GRAPHICS AND SOUND: What can I say? Wow. This game is just beautiful. One of the best looking games I’ve ever seen on the 360. However, if you want the best possible visuals you MUST play it on the PC. It has been declared a technical benchmark in gaming if that means anything to you. It is a feast for the eyes. This is one of those games where you just walk around looking at everything and just take in the sites. The design of Columbia is just jaw dropping. The character models are just as beautiful but once again Elizabeth steals the show. Like I said, she was designed after Disney princesses and she looks like one with those big blue eyes. While her model is very impressive and technical feat, I’ll honestly say I was more impressed by the way Lara Croft’s character model acted in the Tomb Raider reboot.

Along with the excellent visuals is the excellent sound design. Everything sounds great including the amazing voice acting that really brings these characters to life. Troy Baker and Courtnee Draper suit the roles of Booker and Elizabeth perfectly. The old timey music used for the soundtrack is very fitting and adds to the immersive feel of the game.

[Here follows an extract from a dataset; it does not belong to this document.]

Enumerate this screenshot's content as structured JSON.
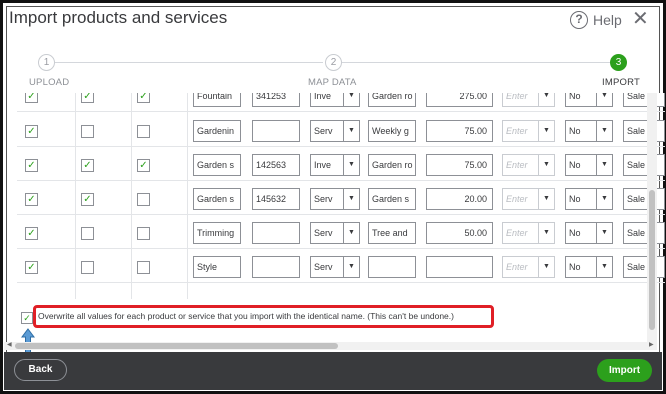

It reminds me of the music from O Brother Where Art Thou?

Over all, this game surpasses the previous Bioshock games far more than I was expecting and has given me new love for this franchise. Not only is the best Bioshock game yet, this is one of the best FPS games I have played in awhile, even better than Crysis 3. I should add that this game does not have a multiplayer mode and I’m glad they didn’t try to force one in like they did with Tomb Raider and every other game out there. If you’re one of those people who enjoy games just for their multiplayer, this game clearly isn’t for you. If you are a Bioshock fan, most like you’ve already played this game multiple times by now and loved it. If you’re like me and were on the fence, play it. Play it now! Even if you’ve never played the previous games, I highly recommend checking this game out. This game has the honor of being my first 10 out 10 game since I started writing game reviews. It’s not 100% perfect but the pros greatly outweigh the cons to the point where they didn’t really bother me at all. Bioshock Infinite is one hell of a ride everyone should check out. Thank you for reading and waiting for me to getting around to writing this. I’m not exactly sure what my next review will be but keep a look out through this summer!

OVERALL: 10/10

-Strong story and characters
-Fun, challenging combat
-Beautiful graphics and an immersive setting

-Too many on screen instructions at times
-Weapons less interesting than previous games
-Good gaming PC required for best way to view the visuals 

Saturday, May 4, 2013

Bioshock Infinite Review is coming..

I’ve finally gotten around to playing Bioshock Infinite… And… I really like it so far. Expect a long over due review within a week.